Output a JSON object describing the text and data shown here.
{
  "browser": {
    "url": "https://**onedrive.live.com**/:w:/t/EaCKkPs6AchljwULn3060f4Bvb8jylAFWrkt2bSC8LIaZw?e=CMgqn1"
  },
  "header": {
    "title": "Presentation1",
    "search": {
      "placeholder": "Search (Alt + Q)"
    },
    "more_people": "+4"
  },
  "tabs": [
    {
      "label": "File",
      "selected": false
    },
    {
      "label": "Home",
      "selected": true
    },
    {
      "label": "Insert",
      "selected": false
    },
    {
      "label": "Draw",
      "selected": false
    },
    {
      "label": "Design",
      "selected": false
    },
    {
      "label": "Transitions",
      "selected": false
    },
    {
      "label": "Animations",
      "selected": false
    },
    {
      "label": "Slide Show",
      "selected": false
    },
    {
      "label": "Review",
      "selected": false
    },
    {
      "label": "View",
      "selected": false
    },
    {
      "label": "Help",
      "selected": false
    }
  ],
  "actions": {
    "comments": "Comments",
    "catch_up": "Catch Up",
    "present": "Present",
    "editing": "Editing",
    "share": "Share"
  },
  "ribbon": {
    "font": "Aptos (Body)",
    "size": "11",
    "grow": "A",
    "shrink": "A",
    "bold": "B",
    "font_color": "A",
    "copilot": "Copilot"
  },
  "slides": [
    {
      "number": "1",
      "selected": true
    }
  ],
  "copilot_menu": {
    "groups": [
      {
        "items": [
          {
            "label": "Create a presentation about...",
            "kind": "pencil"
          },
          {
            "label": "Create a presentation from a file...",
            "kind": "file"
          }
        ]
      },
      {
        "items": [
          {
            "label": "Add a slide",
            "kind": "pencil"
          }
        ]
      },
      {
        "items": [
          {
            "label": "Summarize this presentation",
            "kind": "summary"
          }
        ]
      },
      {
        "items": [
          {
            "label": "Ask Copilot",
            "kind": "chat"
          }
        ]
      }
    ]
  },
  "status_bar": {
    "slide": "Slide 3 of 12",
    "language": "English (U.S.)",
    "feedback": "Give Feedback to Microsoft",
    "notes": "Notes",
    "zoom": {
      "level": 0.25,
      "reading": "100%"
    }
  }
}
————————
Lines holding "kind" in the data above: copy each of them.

→ **ANSWER AREA**:
            "kind": "pencil"
            "kind": "file"
            "kind": "pencil"
            "kind": "summary"
            "kind": "chat"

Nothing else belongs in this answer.